[[ PROVIDED INFORMATION, beginning ]]

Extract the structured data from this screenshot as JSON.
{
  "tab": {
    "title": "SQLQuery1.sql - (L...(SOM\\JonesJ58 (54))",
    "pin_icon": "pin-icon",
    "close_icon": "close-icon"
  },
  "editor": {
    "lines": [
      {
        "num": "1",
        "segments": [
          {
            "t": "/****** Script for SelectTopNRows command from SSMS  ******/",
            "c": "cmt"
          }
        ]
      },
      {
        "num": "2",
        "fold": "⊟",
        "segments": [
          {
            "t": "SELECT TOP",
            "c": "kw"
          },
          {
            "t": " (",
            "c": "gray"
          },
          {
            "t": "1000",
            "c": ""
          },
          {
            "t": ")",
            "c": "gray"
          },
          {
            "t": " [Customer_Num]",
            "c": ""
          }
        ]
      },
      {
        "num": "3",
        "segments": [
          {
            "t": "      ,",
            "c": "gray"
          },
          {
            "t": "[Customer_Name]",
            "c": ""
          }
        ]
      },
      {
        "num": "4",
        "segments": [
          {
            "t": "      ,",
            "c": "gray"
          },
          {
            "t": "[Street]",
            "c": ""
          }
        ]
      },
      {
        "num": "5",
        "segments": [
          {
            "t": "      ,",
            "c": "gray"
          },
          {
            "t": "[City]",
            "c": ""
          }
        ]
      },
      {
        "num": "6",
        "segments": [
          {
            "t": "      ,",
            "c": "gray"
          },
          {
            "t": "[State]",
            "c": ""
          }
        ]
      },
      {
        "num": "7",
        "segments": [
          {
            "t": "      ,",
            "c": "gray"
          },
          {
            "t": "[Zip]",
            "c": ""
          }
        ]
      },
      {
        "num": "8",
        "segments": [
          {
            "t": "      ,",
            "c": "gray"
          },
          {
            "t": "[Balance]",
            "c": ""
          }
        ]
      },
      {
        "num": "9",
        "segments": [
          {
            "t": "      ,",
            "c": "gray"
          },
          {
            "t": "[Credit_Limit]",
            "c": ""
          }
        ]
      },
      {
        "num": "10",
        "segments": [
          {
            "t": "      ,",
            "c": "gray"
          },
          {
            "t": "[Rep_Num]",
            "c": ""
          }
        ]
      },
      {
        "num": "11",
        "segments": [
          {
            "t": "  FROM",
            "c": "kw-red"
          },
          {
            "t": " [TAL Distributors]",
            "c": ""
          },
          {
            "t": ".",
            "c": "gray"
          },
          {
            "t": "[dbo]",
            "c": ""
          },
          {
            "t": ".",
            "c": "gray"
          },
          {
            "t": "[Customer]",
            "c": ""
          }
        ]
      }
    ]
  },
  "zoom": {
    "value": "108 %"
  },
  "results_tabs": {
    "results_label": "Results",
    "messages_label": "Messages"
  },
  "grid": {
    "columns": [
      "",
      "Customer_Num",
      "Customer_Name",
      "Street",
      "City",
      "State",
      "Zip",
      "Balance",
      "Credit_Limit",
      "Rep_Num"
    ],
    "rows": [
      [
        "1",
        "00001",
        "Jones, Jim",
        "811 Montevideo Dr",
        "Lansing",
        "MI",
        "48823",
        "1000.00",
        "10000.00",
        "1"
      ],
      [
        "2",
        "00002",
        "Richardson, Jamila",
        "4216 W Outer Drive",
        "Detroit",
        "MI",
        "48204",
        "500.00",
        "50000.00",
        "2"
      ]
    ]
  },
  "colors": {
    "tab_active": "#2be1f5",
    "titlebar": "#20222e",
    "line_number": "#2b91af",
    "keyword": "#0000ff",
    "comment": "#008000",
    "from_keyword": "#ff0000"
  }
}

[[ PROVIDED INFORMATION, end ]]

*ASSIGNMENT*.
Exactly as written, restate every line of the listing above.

*ANSWER SPACE*.
Extract the structured data from this screenshot as JSON.
{
  "tab": {
    "title": "SQLQuery1.sql - (L...(SOM\\JonesJ58 (54))",
    "pin_icon": "pin-icon",
    "close_icon": "close-icon"
  },
  "editor": {
    "lines": [
      {
        "num": "1",
        "segments": [
          {
            "t": "/****** Script for SelectTopNRows command from SSMS  ******/",
            "c": "cmt"
          }
        ]
      },
      {
        "num": "2",
        "fold": "⊟",
        "segments": [
          {
            "t": "SELECT TOP",
            "c": "kw"
          },
          {
            "t": " (",
            "c": "gray"
          },
          {
            "t": "1000",
            "c": ""
          },
          {
            "t": ")",
            "c": "gray"
          },
          {
            "t": " [Customer_Num]",
            "c": ""
          }
        ]
      },
      {
        "num": "3",
        "segments": [
          {
            "t": "      ,",
            "c": "gray"
          },
          {
            "t": "[Customer_Name]",
            "c": ""
          }
        ]
      },
      {
        "num": "4",
        "segments": [
          {
            "t": "      ,",
            "c": "gray"
          },
          {
            "t": "[Street]",
            "c": ""
          }
        ]
      },
      {
        "num": "5",
        "segments": [
          {
            "t": "      ,",
            "c": "gray"
          },
          {
            "t": "[City]",
            "c": ""
          }
        ]
      },
      {
        "num": "6",
        "segments": [
          {
            "t": "      ,",
            "c": "gray"
          },
          {
            "t": "[State]",
            "c": ""
          }
        ]
      },
      {
        "num": "7",
        "segments": [
          {
            "t": "      ,",
            "c": "gray"
          },
          {
            "t": "[Zip]",
            "c": ""
          }
        ]
      },
      {
        "num": "8",
        "segments": [
          {
            "t": "      ,",
            "c": "gray"
          },
          {
            "t": "[Balance]",
            "c": ""
          }
        ]
      },
      {
        "num": "9",
        "segments": [
          {
            "t": "      ,",
            "c": "gray"
          },
          {
            "t": "[Credit_Limit]",
            "c": ""
          }
        ]
      },
      {
        "num": "10",
        "segments": [
          {
            "t": "      ,",
            "c": "gray"
          },
          {
            "t": "[Rep_Num]",
            "c": ""
          }
        ]
      },
      {
        "num": "11",
        "segments": [
          {
            "t": "  FROM",
            "c": "kw-red"
          },
          {
            "t": " [TAL Distributors]",
            "c": ""
          },
          {
            "t": ".",
            "c": "gray"
          },
          {
            "t": "[dbo]",
            "c": ""
          },
          {
            "t": ".",
            "c": "gray"
          },
          {
            "t": "[Customer]",
            "c": ""
          }
        ]
      }
    ]
  },
  "zoom": {
    "value": "108 %"
  },
  "results_tabs": {
    "results_label": "Results",
    "messages_label": "Messages"
  },
  "grid": {
    "columns": [
      "",
      "Customer_Num",
      "Customer_Name",
      "Street",
      "City",
      "State",
      "Zip",
      "Balance",
      "Credit_Limit",
      "Rep_Num"
    ],
    "rows": [
      [
        "1",
        "00001",
        "Jones, Jim",
        "811 Montevideo Dr",
        "Lansing",
        "MI",
        "48823",
        "1000.00",
        "10000.00",
        "1"
      ],
      [
        "2",
        "00002",
        "Richardson, Jamila",
        "4216 W Outer Drive",
        "Detroit",
        "MI",
        "48204",
        "500.00",
        "50000.00",
        "2"
      ]
    ]
  },
  "colors": {
    "tab_active": "#2be1f5",
    "titlebar": "#20222e",
    "line_number": "#2b91af",
    "keyword": "#0000ff",
    "comment": "#008000",
    "from_keyword": "#ff0000"
  }
}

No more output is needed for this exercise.